Purple Fig Club: The Book Thief
And the year winds down further, which means we have only two books left to read! It's almost that time again to decide if you're up for another year of the book club. I, for one, have been enjoying it, even though it's a lot of work to create all of these blog posts, for many reasons: it keeps me in touch with all of you, it presents me with amazing books I wouldn't normally have read or even known about, and it keeps me reading!
So, feel free to start letting me know if you're in for another year or if it's become too much of a commitment (I have thick skin, so be honest) and then we can move forward from there. But for now, let's talk about another wonderful book (hopefully you thought so too): The Book Thief.
So, once again, I'm going to do my darndest to share some of my thoughts while not stealing anyone's thunder or saying everything there is to be said (although, in the case of this book, I think it would be hard to do). I think I'll discuss by theme.
There are so many interesting characters in this book and not a single one is wasted.

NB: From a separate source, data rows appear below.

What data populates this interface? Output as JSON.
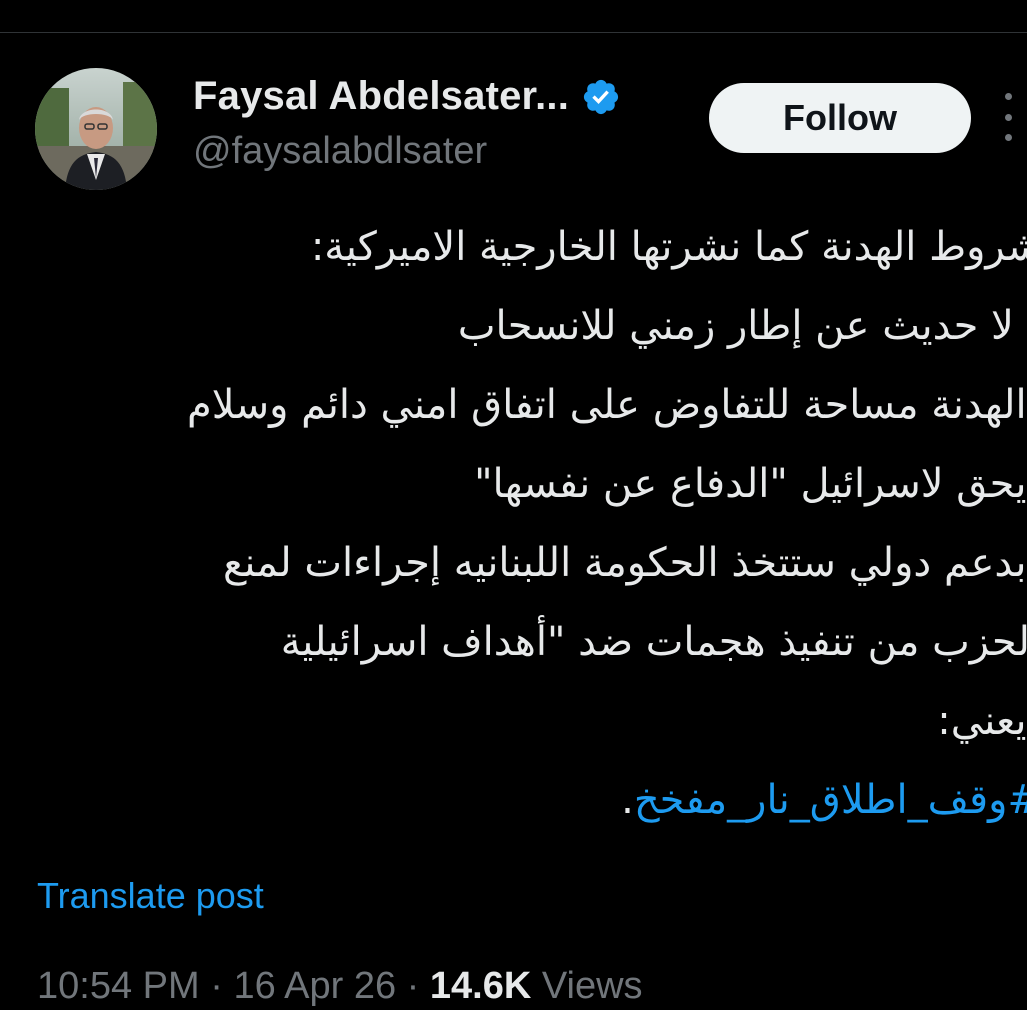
{
  "author": {
    "display_name": "Faysal Abdelsater...",
    "handle": "@faysalabdlsater",
    "verified": true,
    "avatar_icon": "profile-photo"
  },
  "follow_button": {
    "label": "Follow"
  },
  "tweet": {
    "lines": [
      "شروط الهدنة كما نشرتها الخارجية الاميركية:",
      "- لا حديث عن إطار زمني للانسحاب",
      "-الهدنة مساحة للتفاوض على اتفاق امني دائم وسلام",
      "-يحق لاسرائيل \"الدفاع عن نفسها\"",
      "-بدعم دولي ستتخذ الحكومة اللبنانيه إجراءات لمنع",
      "الحزب من تنفيذ هجمات ضد \"أهداف اسرائيلية",
      "-يعني:"
    ],
    "hashtag": "#وقف_اطلاق_نار_مفخخ",
    "hashtag_suffix": "."
  },
  "translate_label": "Translate post",
  "meta": {
    "time": "10:54 PM",
    "separator": " · ",
    "date": "16 Apr 26",
    "views_count": "14.6K",
    "views_label": " Views"
  },
  "colors": {
    "background": "#000000",
    "text": "#e7e9ea",
    "muted": "#71767b",
    "accent": "#1d9bf0"
  }
}
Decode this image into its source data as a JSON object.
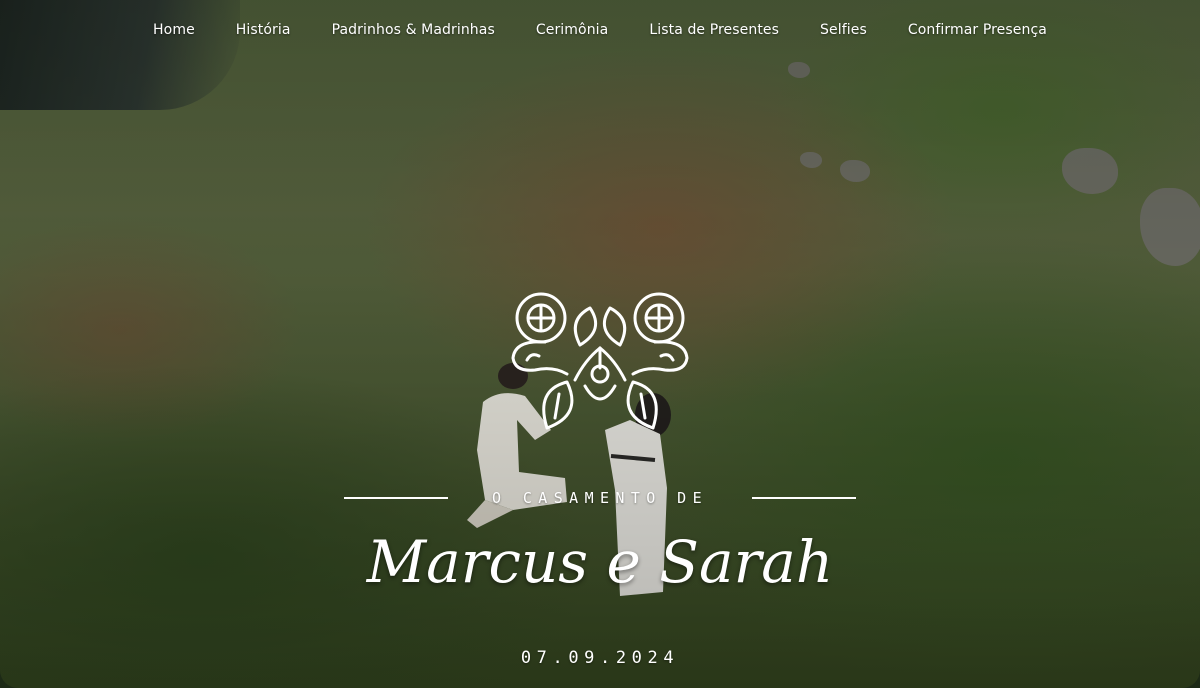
{
  "nav": {
    "items": [
      {
        "label": "Home"
      },
      {
        "label": "História"
      },
      {
        "label": "Padrinhos & Madrinhas"
      },
      {
        "label": "Cerimônia"
      },
      {
        "label": "Lista de Presentes"
      },
      {
        "label": "Selfies"
      },
      {
        "label": "Confirmar Presença"
      }
    ]
  },
  "hero": {
    "subtitle": "O CASAMENTO DE",
    "names": "Marcus e Sarah",
    "date": "07.09.2024",
    "emblem_icon": "floral-emblem-icon",
    "background": "aerial-photo-couple-proposal"
  },
  "colors": {
    "text": "#ffffff",
    "grass": "#4c5a35",
    "dirt": "#7a4630"
  }
}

Frau Holtzapfel has a harsh exterior, but really just misses interacting with others while her sons are at war. When Liesel comes to read to her, she comes back to life a little. Ilsa Hermann is a devastated mother who can barely pick herself up after the death of her son and slowly adopts Liesel by letting her come in and steal her books, and in turn she lets Liesel begin to heal her.
Rosa, the adoptive mother who verbally berates everyone, but truly cares for them as well. Hans, the adoptive father, who is kind to a fault and teaches Liesel many valuable lessons. Max, the escaping Jew, who becomes a part of their family and Liesel's older brother -- who paints pictures on the wall and writes stories for her to help her understand who he is and how he sees the world.
Rudy, the best friend who faces struggles of his own but is always there to support Liesel.
This book was so rich in people that I wonder how the author was able to create not just one or two, but countless fascinating people who all had something important to teach us.
And, last thought under this category, the last page of the book leaves us with a perfect statement for how evil and how beautiful people can be, and we get it from the mouth of Death:
"I am haunted by humans."
As with many things that happened before we were born, it's often hard to think about 1930s-1940s Germany as anything other than World War II and the facts we learned in history class, but that picture doesn't begin to dive into all of the stories being lived out at that time.
Beyond the war and the bombs and the holocaust, there were lots of individual stories -- and I love this portrait of a child just starting to grow up at this tumultuous time. A person who didn't just go through this lengthy event, but whose whole life was shaped by it.
The beginnings, in which Rudy and Liesel do lots of silly and stupid things, including ice over the road in order to steal food from a boy on a bicycle. I almost died laughing during this story (while also feeling horrified, of course). In the middle of Nazi Germany, kids are still kids.
I will forever picture Rudy as the boy who painted himself black and ran around as fast as his legs would carry him, proclaiming that he was Jesse Owens.
And then, as they begin to get older, and become more aware of the things going on around them, we get to see them react to the horrors of this time, the many repercussions of Hitler's actions trickling down and causing suffering.
They begin to realize how much is wrong with the world they are living in.
One of my favorite moments was after Hans let Liesel try champagne with him while at one of his painting jobs. Both a childish and very mature (and touching) reaction:
"In the basement, when she wrote about her life, Liesel vowed that she would never drink champagne again, for it would never taste as good as it did on that warm afternoon in July."
I hope this doesn't sound too morbid, but I loved the concept of using the personification of Death to tell this story for two reasons.
Firstly, because he is a presence that is able to see anything that happens and therefore has knowledge that a human narrator would not possess.
Secondly, because he is able to provide fascinating insight on the situations he is telling us about. His statement about how young men in war think they are running at each other, but really, they are running toward Death struck me powerfully.
His care and concern over the souls he transports away at the moment of dying was an interesting picture as well. Not Death as the dark one who comes to ruin people's lives, but Death as the being whose job it is to witness the end of each life, without taking any joy in it.
"Believe me when I tell you that I picked up each soul that day as if it were newly born. I even kissed a few weary, poisoned cheeks. I listened to their last gasping cries. Their vanishing words. I watched their love visions and freed them from their fear."
For a book about a girl who grows up in Nazi Germany, I don't think the author could have chosen a more perfect narrator.
And, on the subject of death, I will admit that I ugly-cried during the last 30 minutes of reading. Has anyone seen the movie? I'm not sure I can bring myself to watch it. (I still haven't been able to make myself watch The Fault in Our Stars, by the way.)
1. What were some of your favorite moments in this book?
2. Beside the main character, which one person stood out to you and why?
3. There is an ongoing theme about the power of words -- words were what brought Hitler to power, words from a small girl that returned joy to a suffering Jew, words that seemed so helpless when Liesel needed them the most. Do you agree that words alter the course of lives? And what thoughts do you take with you after reading the words in this book?